## Data shown
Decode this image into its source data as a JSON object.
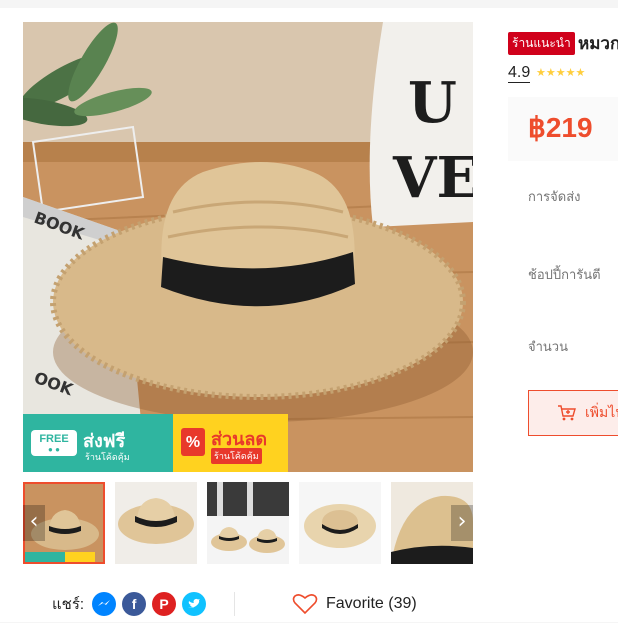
{
  "product": {
    "mall_badge": "ร้านแนะนำ",
    "title": "หมวก",
    "rating": "4.9",
    "stars": "★★★★★",
    "price": "฿219"
  },
  "labels": {
    "shipping": "การจัดส่ง",
    "guarantee": "ช้อปปี้การันตี",
    "quantity": "จำนวน",
    "add_to_cart": "เพิ่มไป"
  },
  "promo": {
    "free_badge": "FREE",
    "free_title": "ส่งฟรี",
    "free_sub": "ร้านโค้ดคุ้ม",
    "sale_icon": "%",
    "sale_title": "ส่วนลด",
    "sale_sub": "ร้านโค้ดคุ้ม"
  },
  "gallery": {
    "prev_icon": "‹",
    "next_icon": "›"
  },
  "share": {
    "label": "แชร์:",
    "icons": [
      "messenger-icon",
      "facebook-icon",
      "pinterest-icon",
      "twitter-icon"
    ]
  },
  "favorite": {
    "label": "Favorite (39)"
  },
  "colors": {
    "accent": "#ee4d2d",
    "mall_badge_bg": "#d0011b",
    "star": "#ffce3d"
  }
}
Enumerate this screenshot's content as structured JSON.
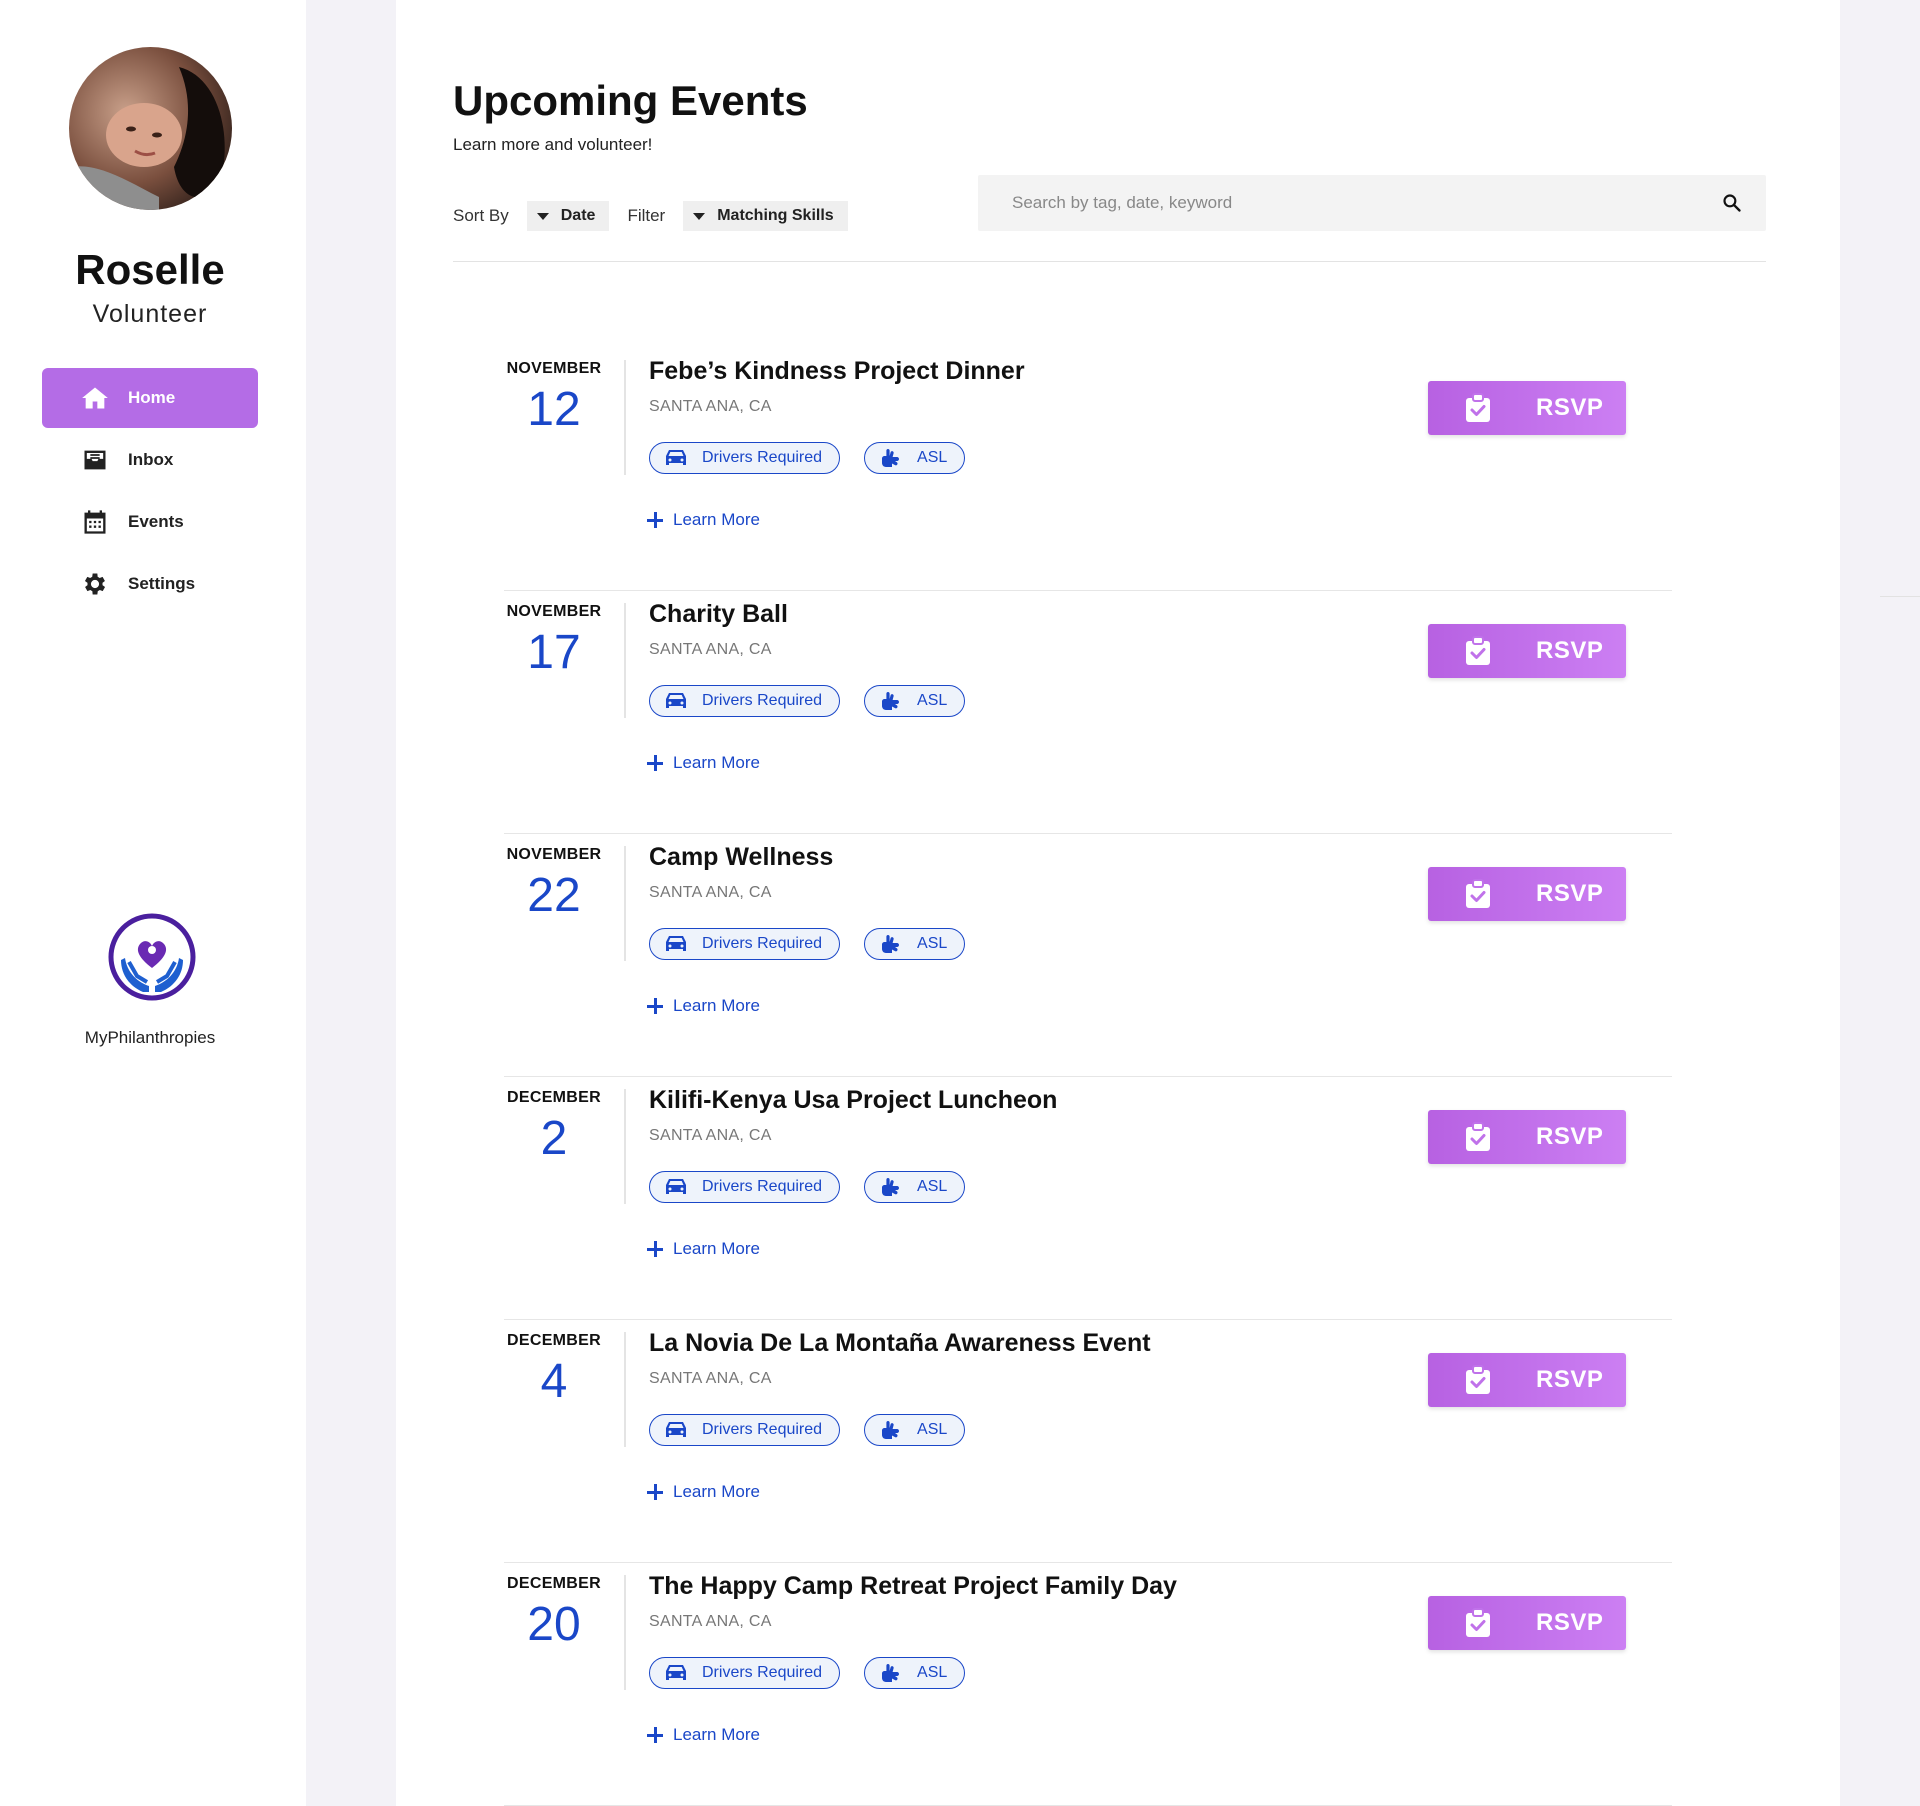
{
  "profile": {
    "name": "Roselle",
    "role": "Volunteer"
  },
  "nav": {
    "items": [
      {
        "label": "Home",
        "icon": "home-icon",
        "active": true
      },
      {
        "label": "Inbox",
        "icon": "inbox-icon",
        "active": false
      },
      {
        "label": "Events",
        "icon": "calendar-icon",
        "active": false
      },
      {
        "label": "Settings",
        "icon": "gear-icon",
        "active": false
      }
    ]
  },
  "brand": {
    "name": "MyPhilanthropies",
    "icon": "heart-hands-logo"
  },
  "header": {
    "title": "Upcoming Events",
    "subtitle": "Learn more and volunteer!"
  },
  "toolbar": {
    "sort_label": "Sort By",
    "sort_value": "Date",
    "filter_label": "Filter",
    "filter_value": "Matching Skills"
  },
  "search": {
    "placeholder": "Search by tag, date, keyword",
    "icon": "search-icon"
  },
  "colors": {
    "accent_purple": "#b46ce6",
    "link_blue": "#1a47c8",
    "background_gutter": "#f3f2f7"
  },
  "events": [
    {
      "month": "NOVEMBER",
      "day": "12",
      "title": "Febe’s Kindness Project Dinner",
      "location": "SANTA ANA, CA",
      "tags": [
        {
          "label": "Drivers Required",
          "icon": "car-icon"
        },
        {
          "label": "ASL",
          "icon": "sign-language-icon"
        }
      ],
      "learn_more": "Learn More",
      "rsvp": "RSVP"
    },
    {
      "month": "NOVEMBER",
      "day": "17",
      "title": "Charity Ball",
      "location": "SANTA ANA, CA",
      "tags": [
        {
          "label": "Drivers Required",
          "icon": "car-icon"
        },
        {
          "label": "ASL",
          "icon": "sign-language-icon"
        }
      ],
      "learn_more": "Learn More",
      "rsvp": "RSVP"
    },
    {
      "month": "NOVEMBER",
      "day": "22",
      "title": "Camp Wellness",
      "location": "SANTA ANA, CA",
      "tags": [
        {
          "label": "Drivers Required",
          "icon": "car-icon"
        },
        {
          "label": "ASL",
          "icon": "sign-language-icon"
        }
      ],
      "learn_more": "Learn More",
      "rsvp": "RSVP"
    },
    {
      "month": "DECEMBER",
      "day": "2",
      "title": "Kilifi-Kenya Usa Project Luncheon",
      "location": "SANTA ANA, CA",
      "tags": [
        {
          "label": "Drivers Required",
          "icon": "car-icon"
        },
        {
          "label": "ASL",
          "icon": "sign-language-icon"
        }
      ],
      "learn_more": "Learn More",
      "rsvp": "RSVP"
    },
    {
      "month": "DECEMBER",
      "day": "4",
      "title": "La Novia De La Montaña Awareness Event",
      "location": "SANTA ANA, CA",
      "tags": [
        {
          "label": "Drivers Required",
          "icon": "car-icon"
        },
        {
          "label": "ASL",
          "icon": "sign-language-icon"
        }
      ],
      "learn_more": "Learn More",
      "rsvp": "RSVP"
    },
    {
      "month": "DECEMBER",
      "day": "20",
      "title": "The Happy Camp Retreat Project Family Day",
      "location": "SANTA ANA, CA",
      "tags": [
        {
          "label": "Drivers Required",
          "icon": "car-icon"
        },
        {
          "label": "ASL",
          "icon": "sign-language-icon"
        }
      ],
      "learn_more": "Learn More",
      "rsvp": "RSVP"
    }
  ]
}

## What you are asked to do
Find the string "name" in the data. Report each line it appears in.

## Final answer
    "name": "Roselle",
    "name": "MyPhilanthropies",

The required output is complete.